Hall of Fame coach Kay Yow is aching for a return to the glory days at NC State, and this year may be her best chance in awhile. Her top five scorers return from a 21-8, 10-4 unit, but the key may be 6-7 junior-college transfer Gillian Goring. No one should dare take them lightly.
Newcomer Boston College, under coach Cathy Inglese, has made the NCAA field the last four years (and five out of six), and that should not change in their new, albeit tougher, league. 6-2 wing Brooke Queenan is as explosive on both ends of the court as any player in the circuit.
Coach Sue Semrau guided Florida State to a school-best 24-8, 9-5 record last season and was rewarded by being named the ACC Coach of the Year. A repeat performance is not out of the question, as three starters return, led by junior guard Alicia Gladden.
The two bubble teams could wind up restaging the Battle of Virginia. Virginia Tech went 17-12, 6-8 last year, and returns four starters, three of whom were double-digit scorers. They may well jump past their in-state counterpart, as Debbie Ryan’s Virginia squad lost its top three scorers from a 21-11, 8-6 edition. Her five promising freshmen need to grow up in a hurry.
Wake Forest climbed out of its perennial position in the ACC cellar under new coach Mike Peterson last year, and they have no intentions of returning there. If the Lady Deacs are to continue their climb, it will be two seniors who lead the way, 6-2 wing Liz Strunk and 5-7 sharp-shooter Cotelia Bond-Young.

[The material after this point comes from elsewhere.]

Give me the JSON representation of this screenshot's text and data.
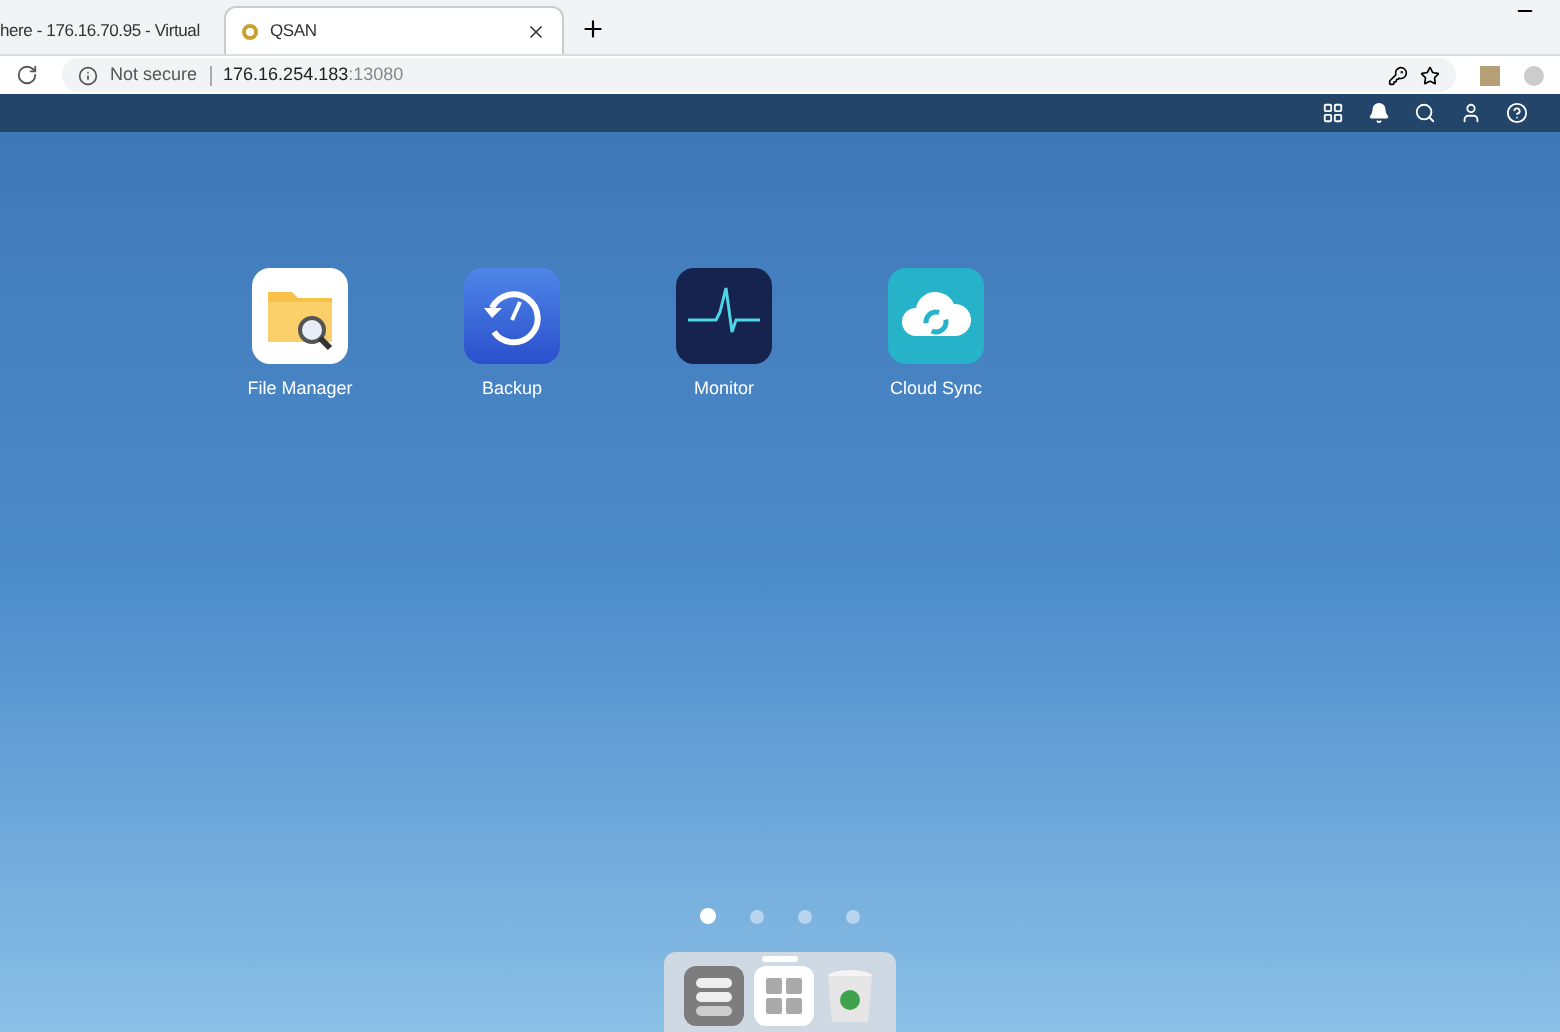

If Georgia Tech is going to make a move into the upper half of the league, this might be a good year to do it. Coach McChelle Joseph returns all five starters and top nine scorers. The down side is that they only won four ACC games last year. 6-3 senior Kasha Terry left the team for personal reasons last year; she’ll provide a huge boost this campaign.

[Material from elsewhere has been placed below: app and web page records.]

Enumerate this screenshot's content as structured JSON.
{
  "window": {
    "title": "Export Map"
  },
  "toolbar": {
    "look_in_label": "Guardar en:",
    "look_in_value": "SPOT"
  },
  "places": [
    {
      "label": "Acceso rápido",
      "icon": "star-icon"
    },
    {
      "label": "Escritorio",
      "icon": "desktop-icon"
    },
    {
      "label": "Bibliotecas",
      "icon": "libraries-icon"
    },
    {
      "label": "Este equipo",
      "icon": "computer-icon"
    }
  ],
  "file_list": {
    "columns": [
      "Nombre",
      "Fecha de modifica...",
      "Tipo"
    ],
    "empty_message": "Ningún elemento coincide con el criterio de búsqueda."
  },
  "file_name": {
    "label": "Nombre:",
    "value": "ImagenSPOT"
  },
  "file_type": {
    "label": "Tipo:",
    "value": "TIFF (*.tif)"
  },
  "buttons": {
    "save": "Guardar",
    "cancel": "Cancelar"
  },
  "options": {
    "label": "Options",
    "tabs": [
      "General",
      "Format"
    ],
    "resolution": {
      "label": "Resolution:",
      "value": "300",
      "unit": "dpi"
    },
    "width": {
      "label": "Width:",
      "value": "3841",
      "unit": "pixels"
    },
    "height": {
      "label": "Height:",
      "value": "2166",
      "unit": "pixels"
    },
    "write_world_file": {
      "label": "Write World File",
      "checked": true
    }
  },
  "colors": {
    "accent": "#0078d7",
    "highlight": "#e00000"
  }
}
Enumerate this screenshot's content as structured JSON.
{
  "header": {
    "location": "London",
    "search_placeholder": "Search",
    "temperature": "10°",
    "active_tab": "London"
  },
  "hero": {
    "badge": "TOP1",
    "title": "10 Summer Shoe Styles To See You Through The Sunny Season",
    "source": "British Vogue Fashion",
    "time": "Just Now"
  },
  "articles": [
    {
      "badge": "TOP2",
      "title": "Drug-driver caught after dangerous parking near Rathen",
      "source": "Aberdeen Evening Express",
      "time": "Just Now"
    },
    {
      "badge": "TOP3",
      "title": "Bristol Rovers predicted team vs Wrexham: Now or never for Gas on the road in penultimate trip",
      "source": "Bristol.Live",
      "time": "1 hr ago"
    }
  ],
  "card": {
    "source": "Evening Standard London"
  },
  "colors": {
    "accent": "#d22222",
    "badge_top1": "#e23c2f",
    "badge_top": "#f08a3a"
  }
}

First-year coach Katie Meir inherits a Miami team that went 13-16, 4-10 last season. For them to improve, the ACC’s leading scorer, Tamara James (22.3), will have to get some help, possibly from juco transfer, 6-4 Cara Williams.
Another new coach, Christy McKinney, is going to have her hands full at Clemson. All five starters return, but again, it’s from a 8-20, 2-12 squad. 6-4 senior center Amanda White is the player to watch.
The 2006 ACC Women’s Tournament will be held March 2’–5 at the Greensboro Coliseum. If you call yourself an ACC fanatic, you’ll be there.
To comment on this story, email Ogi Overman at firstname.lastname@example.org.